There was one ominous thing in what the PM said, which is when she said if the EU doesn't agree to our demands she will ‘seek to change our economic model’. This is code for ripping up the social contract which has existed in the U.K. since 1945 – i.e. she is saying she will turn the UK into a Cayman Islands-style tax haven to lure businesses from Europe to here, with no NHS or social care or other public services that would have to go with that. That is as much a threat to the British people as it is to the EU, and there are no circumstances under which I would accept it.
Since the referendum the emails and letters I have received from constituents have largely got more divided, not less. We are a nation ill at ease with itself, with profound feelings of bitterness and anger on all sides. I hope, in the weeks and months ahead, we will start to overcome this and that common ground will be found.
This is my response to the Greater Manchester Spatial Framework consultation, containing my views on how we might balance the need for new homes alongside the burden that places on existing communities.
Please remember that you have until the 16th January 2017 to send your views in too. You can do so through a variety of ways, all which are listed here: https://www.greatermanchester-ca.gov.uk/in…/20081/draft_plan
Last month I wrote to Andy Burnham, Ivan Lewis and Tony Lloyd, who all hope to be Labour’s Candidate for the new Mayor of Greater Manchester. I set out my top priorities for our area of Stalybridge, Hyde, Mossley, Dukinfield and Longdendale, and asked each of them to respond to these. I am grateful to have received a full and considered response from each of the candidates. You can read them below. Please let me know your views.
This week marks the first anniversary of David Cameron’s re-election as Prime Minister, this time with a Conservative majority government. It has been a year characterised by unprecedented parliamentary about-turns.
In my last newsletter I wrote about my opposition to Government plans to force all primary and secondary schools to become academies by 2020. Since then, the Education Secretary has watered down these plans, which is welcome news to many parents, teachers and governors. Academy status is right for some schools and not others, but in Tameside, where local authority maintained schools currently outperform academies, forcing all schools into multi-academy trusts overnight could have jeopardised children’s attainment, schools’ accountability and local government finances.
Last week also saw the Government climb down from their opposition to rehoming our share of child refugees from the Syrian war in Britain, just days after they had voted against it in the Commons. These are children who have seen unimaginable horrors far too early in life, and who are now without their parents. I was stunned by the cold-hearted approach from the Government when we debated this, and am gladdened that they have had conceded they were wrong.
These U-turns follow earlier flip-flopping on proposed cuts to disability support benefit and family tax credits, both of which could have forced people into poverty. I think it is right that we re-examine our welfare system, but by going after working parents and vulnerable adults, the Government has revealed its desire to pinch pennies whatever the human cost.
Mrs Thatcher may have been a lady “not for turning”, but it seems Cameron and Osborne find themselves in a spin at every junction.
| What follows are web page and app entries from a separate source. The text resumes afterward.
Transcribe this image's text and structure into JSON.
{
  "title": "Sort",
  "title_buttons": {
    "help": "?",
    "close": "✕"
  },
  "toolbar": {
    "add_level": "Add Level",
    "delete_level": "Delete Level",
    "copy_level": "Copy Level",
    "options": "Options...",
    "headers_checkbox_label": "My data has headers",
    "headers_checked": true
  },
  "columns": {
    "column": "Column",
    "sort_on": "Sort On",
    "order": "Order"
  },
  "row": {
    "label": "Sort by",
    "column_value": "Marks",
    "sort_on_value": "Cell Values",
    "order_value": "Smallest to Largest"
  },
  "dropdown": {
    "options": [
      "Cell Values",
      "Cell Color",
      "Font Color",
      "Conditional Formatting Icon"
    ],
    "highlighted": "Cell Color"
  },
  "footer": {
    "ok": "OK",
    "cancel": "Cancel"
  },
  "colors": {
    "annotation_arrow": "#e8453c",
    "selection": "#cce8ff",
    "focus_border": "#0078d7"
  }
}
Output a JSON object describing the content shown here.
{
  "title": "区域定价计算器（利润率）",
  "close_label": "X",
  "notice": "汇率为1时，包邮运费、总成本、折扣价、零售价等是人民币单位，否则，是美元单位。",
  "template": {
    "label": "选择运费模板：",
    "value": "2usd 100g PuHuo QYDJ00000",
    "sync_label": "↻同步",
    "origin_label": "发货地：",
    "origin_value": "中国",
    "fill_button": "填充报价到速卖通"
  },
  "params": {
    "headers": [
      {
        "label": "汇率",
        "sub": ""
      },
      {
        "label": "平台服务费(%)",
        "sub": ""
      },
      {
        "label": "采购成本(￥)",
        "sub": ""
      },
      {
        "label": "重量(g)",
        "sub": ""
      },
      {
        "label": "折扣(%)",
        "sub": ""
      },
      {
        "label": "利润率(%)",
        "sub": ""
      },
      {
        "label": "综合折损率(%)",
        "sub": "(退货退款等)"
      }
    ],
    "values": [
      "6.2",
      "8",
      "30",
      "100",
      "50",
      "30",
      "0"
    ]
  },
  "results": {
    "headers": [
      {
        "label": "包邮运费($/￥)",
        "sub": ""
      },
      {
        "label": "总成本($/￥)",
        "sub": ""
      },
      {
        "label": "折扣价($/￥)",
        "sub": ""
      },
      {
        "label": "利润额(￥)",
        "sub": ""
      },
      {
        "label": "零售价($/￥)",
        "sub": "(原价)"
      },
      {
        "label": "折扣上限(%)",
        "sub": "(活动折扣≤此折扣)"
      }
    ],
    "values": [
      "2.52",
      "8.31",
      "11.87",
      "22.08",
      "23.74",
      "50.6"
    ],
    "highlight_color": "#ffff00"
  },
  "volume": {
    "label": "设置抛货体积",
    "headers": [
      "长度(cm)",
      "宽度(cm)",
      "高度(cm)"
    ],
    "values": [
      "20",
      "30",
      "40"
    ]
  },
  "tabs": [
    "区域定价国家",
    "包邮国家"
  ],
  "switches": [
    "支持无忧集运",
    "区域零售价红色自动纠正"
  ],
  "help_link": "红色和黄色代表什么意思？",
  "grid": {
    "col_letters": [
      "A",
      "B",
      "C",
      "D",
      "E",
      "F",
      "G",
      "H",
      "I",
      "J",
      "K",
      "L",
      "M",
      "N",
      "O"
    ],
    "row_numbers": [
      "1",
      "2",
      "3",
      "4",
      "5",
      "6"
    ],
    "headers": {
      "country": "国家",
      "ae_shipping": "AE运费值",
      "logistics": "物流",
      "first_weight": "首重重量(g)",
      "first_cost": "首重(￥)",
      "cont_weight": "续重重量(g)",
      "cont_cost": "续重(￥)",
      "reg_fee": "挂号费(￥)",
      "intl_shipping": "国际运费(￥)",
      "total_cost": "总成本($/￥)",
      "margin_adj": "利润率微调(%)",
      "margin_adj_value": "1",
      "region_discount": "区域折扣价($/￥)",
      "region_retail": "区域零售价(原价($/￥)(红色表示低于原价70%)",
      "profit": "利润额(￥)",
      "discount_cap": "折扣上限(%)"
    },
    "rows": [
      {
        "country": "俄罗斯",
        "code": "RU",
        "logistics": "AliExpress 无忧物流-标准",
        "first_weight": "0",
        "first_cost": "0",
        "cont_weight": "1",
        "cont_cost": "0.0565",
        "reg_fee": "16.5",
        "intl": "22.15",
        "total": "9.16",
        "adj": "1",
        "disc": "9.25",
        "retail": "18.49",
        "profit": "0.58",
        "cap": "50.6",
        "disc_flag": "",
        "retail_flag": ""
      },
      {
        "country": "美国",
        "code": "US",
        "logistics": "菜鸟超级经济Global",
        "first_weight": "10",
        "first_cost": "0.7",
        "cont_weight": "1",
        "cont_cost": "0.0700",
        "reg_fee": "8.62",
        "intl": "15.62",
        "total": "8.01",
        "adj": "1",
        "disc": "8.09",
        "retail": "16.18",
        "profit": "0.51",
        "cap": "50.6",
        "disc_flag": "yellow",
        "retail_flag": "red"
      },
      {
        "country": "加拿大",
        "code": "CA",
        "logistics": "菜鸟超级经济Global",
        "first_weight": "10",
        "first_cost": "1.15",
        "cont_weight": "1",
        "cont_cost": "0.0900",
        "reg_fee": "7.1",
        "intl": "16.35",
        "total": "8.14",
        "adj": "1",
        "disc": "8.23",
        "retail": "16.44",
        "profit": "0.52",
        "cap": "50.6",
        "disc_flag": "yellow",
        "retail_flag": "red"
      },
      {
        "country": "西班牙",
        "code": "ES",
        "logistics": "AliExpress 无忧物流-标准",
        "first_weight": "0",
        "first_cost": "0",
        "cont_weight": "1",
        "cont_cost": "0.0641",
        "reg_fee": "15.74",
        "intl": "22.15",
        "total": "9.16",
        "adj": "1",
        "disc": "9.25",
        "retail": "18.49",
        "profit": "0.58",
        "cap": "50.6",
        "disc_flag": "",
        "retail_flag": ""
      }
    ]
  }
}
As we approach the Queen’s Speech on Wednesday, I hope the Government will give greater forethought to their policies. A second year of handbrake turns could be very damaging for our country.